• _Aim of the task_
Leave out the images and output the records word for word.

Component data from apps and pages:

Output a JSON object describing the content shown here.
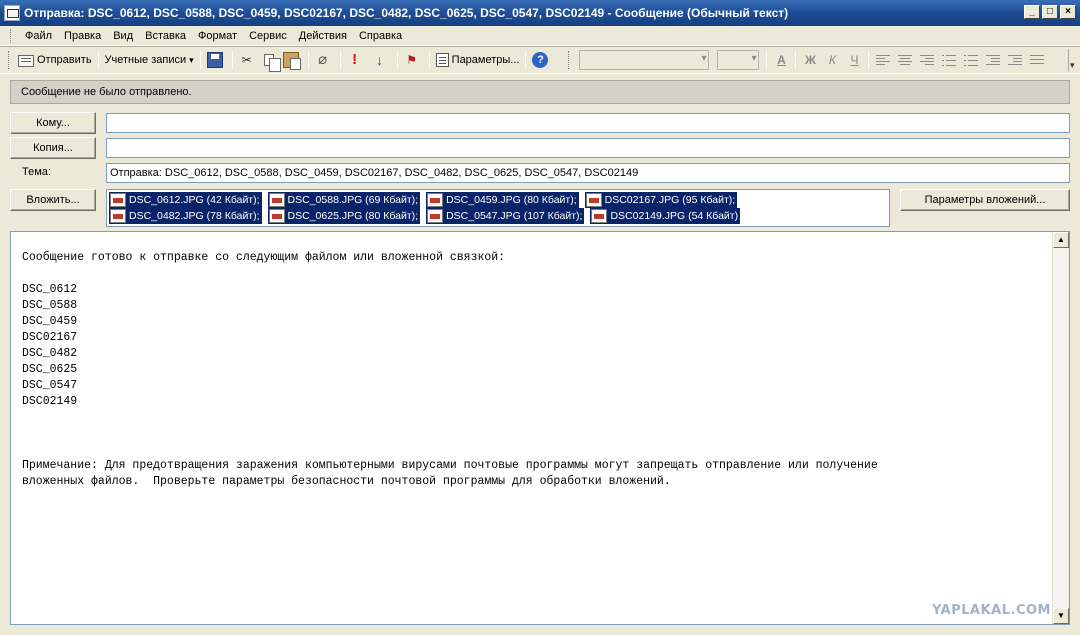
{
  "window": {
    "title": "Отправка: DSC_0612, DSC_0588, DSC_0459, DSC02167, DSC_0482, DSC_0625, DSC_0547, DSC02149 - Сообщение (Обычный текст)",
    "minimize": "_",
    "maximize": "□",
    "close": "×"
  },
  "menu": [
    "Файл",
    "Правка",
    "Вид",
    "Вставка",
    "Формат",
    "Сервис",
    "Действия",
    "Справка"
  ],
  "toolbar": {
    "send_label": "Отправить",
    "accounts_label": "Учетные записи",
    "params_label": "Параметры...",
    "help_label": "?",
    "format": {
      "font_color": "A",
      "bold": "Ж",
      "italic": "К",
      "underline": "Ч"
    }
  },
  "infobar": {
    "text": "Сообщение не было отправлено."
  },
  "fields": {
    "to_label": "Кому...",
    "to_value": "",
    "cc_label": "Копия...",
    "cc_value": "",
    "subject_label": "Тема:",
    "subject_value": "Отправка: DSC_0612, DSC_0588, DSC_0459, DSC02167, DSC_0482, DSC_0625, DSC_0547, DSC02149",
    "attach_label": "Вложить...",
    "attach_params_label": "Параметры вложений..."
  },
  "attachments": [
    {
      "name": "DSC_0612.JPG (42 Кбайт);"
    },
    {
      "name": "DSC_0588.JPG (69 Кбайт);"
    },
    {
      "name": "DSC_0459.JPG (80 Кбайт);"
    },
    {
      "name": "DSC02167.JPG (95 Кбайт);"
    },
    {
      "name": "DSC_0482.JPG (78 Кбайт);"
    },
    {
      "name": "DSC_0625.JPG (80 Кбайт);"
    },
    {
      "name": "DSC_0547.JPG (107 Кбайт);"
    },
    {
      "name": "DSC02149.JPG (54 Кбайт)"
    }
  ],
  "body": {
    "intro": "Сообщение готово к отправке со следующим файлом или вложенной связкой:",
    "files": [
      "DSC_0612",
      "DSC_0588",
      "DSC_0459",
      "DSC02167",
      "DSC_0482",
      "DSC_0625",
      "DSC_0547",
      "DSC02149"
    ],
    "note_line1": "Примечание: Для предотвращения заражения компьютерными вирусами почтовые программы могут запрещать отправление или получение",
    "note_line2": "вложенных файлов.  Проверьте параметры безопасности почтовой программы для обработки вложений."
  },
  "watermark": "YAPLAKAL.COM"
}
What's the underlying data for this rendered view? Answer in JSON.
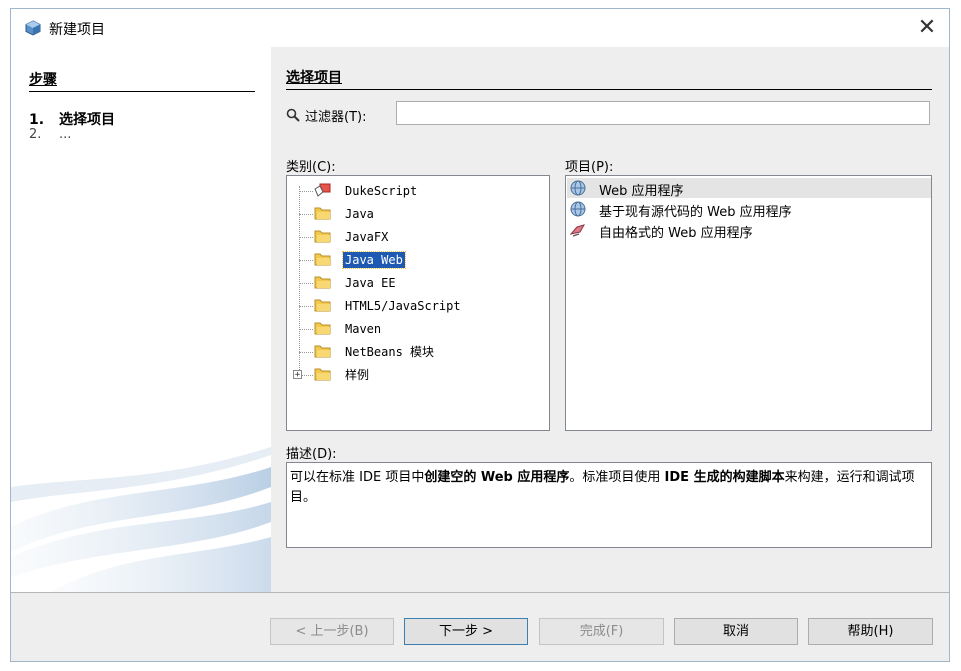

• _Response_
Output a JSON object describing the content shown here.
{
  "window": {
    "title": "Отправка: DSC_0612, DSC_0588, DSC_0459, DSC02167, DSC_0482, DSC_0625, DSC_0547, DSC02149 - Сообщение (Обычный текст)",
    "minimize": "_",
    "maximize": "□",
    "close": "×"
  },
  "menu": [
    "Файл",
    "Правка",
    "Вид",
    "Вставка",
    "Формат",
    "Сервис",
    "Действия",
    "Справка"
  ],
  "toolbar": {
    "send_label": "Отправить",
    "accounts_label": "Учетные записи",
    "params_label": "Параметры...",
    "help_label": "?",
    "format": {
      "font_color": "A",
      "bold": "Ж",
      "italic": "К",
      "underline": "Ч"
    }
  },
  "infobar": {
    "text": "Сообщение не было отправлено."
  },
  "fields": {
    "to_label": "Кому...",
    "to_value": "",
    "cc_label": "Копия...",
    "cc_value": "",
    "subject_label": "Тема:",
    "subject_value": "Отправка: DSC_0612, DSC_0588, DSC_0459, DSC02167, DSC_0482, DSC_0625, DSC_0547, DSC02149",
    "attach_label": "Вложить...",
    "attach_params_label": "Параметры вложений..."
  },
  "attachments": [
    {
      "name": "DSC_0612.JPG (42 Кбайт);"
    },
    {
      "name": "DSC_0588.JPG (69 Кбайт);"
    },
    {
      "name": "DSC_0459.JPG (80 Кбайт);"
    },
    {
      "name": "DSC02167.JPG (95 Кбайт);"
    },
    {
      "name": "DSC_0482.JPG (78 Кбайт);"
    },
    {
      "name": "DSC_0625.JPG (80 Кбайт);"
    },
    {
      "name": "DSC_0547.JPG (107 Кбайт);"
    },
    {
      "name": "DSC02149.JPG (54 Кбайт)"
    }
  ],
  "body": {
    "intro": "Сообщение готово к отправке со следующим файлом или вложенной связкой:",
    "files": [
      "DSC_0612",
      "DSC_0588",
      "DSC_0459",
      "DSC02167",
      "DSC_0482",
      "DSC_0625",
      "DSC_0547",
      "DSC02149"
    ],
    "note_line1": "Примечание: Для предотвращения заражения компьютерными вирусами почтовые программы могут запрещать отправление или получение",
    "note_line2": "вложенных файлов.  Проверьте параметры безопасности почтовой программы для обработки вложений."
  },
  "watermark": "YAPLAKAL.COM"
}
What's the underlying data for this rendered view? Answer in JSON.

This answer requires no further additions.